▸ **REQUIRED ACTION**:
From the records, report how many lines hold the word "Király", with the number as the sole reply.
(LISTED ENTRIES begins)
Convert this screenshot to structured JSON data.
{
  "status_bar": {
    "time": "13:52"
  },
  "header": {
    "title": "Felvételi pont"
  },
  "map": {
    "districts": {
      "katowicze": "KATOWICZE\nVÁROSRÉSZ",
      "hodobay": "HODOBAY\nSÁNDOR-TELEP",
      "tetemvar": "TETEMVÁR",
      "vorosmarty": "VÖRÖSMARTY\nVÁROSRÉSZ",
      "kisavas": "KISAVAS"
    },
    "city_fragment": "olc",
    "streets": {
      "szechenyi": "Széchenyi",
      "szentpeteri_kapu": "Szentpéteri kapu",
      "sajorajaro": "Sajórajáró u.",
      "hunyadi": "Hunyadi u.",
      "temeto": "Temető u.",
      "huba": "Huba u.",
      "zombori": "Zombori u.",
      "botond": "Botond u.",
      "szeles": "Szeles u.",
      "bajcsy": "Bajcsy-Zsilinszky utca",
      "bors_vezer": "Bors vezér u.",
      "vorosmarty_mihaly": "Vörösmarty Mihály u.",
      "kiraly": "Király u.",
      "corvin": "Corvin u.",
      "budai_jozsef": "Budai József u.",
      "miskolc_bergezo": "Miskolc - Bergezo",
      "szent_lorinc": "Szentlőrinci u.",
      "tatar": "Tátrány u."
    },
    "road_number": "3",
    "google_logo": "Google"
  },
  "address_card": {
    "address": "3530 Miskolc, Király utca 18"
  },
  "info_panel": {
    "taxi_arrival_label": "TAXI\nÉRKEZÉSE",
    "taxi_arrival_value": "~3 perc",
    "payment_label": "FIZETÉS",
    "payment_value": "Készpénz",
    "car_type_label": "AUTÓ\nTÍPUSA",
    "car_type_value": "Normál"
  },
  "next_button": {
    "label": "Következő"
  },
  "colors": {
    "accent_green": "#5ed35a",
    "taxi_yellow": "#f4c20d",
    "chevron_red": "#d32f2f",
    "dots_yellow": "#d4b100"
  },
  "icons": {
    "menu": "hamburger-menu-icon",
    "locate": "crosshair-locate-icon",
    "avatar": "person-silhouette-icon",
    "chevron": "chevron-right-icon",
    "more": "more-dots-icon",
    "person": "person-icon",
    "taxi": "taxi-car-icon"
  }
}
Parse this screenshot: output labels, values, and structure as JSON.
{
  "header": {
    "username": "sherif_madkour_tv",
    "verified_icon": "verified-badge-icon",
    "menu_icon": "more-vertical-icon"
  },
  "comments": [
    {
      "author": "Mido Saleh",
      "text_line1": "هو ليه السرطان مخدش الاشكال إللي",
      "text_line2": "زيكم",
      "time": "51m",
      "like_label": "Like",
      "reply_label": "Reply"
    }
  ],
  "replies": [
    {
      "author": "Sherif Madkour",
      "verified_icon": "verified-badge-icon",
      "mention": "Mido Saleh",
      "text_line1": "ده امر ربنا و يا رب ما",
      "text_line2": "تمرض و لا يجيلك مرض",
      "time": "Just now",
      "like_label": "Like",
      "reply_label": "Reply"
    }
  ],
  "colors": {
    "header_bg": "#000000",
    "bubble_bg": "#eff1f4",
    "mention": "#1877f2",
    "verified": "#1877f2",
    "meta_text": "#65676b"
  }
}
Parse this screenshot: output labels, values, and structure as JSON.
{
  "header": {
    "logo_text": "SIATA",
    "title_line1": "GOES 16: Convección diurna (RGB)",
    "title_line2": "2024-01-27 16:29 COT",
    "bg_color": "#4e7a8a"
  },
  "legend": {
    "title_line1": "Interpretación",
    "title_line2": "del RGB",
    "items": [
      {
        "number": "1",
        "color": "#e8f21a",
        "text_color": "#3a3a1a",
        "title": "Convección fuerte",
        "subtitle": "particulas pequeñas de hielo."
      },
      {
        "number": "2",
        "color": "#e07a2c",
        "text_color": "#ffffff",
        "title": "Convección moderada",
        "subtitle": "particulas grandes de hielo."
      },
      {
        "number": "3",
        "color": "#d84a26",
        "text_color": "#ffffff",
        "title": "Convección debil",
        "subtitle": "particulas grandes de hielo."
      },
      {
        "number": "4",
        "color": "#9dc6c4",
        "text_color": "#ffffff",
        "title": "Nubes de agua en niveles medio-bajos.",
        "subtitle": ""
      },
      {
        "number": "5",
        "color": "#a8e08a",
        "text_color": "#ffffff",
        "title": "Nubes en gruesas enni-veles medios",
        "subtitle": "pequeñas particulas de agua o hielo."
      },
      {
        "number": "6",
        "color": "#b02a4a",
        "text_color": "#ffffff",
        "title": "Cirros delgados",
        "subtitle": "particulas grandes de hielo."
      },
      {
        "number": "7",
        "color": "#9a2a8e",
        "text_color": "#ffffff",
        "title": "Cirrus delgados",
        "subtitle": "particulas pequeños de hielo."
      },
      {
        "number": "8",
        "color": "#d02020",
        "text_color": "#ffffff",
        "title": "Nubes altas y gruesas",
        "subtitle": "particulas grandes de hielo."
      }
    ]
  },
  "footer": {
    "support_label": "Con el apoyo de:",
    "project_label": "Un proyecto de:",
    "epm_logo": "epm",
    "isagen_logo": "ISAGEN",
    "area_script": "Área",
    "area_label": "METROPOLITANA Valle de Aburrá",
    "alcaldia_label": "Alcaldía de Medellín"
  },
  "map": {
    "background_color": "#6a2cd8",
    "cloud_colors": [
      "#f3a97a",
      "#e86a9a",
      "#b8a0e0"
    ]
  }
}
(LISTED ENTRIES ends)
▸ **REPLY**:
2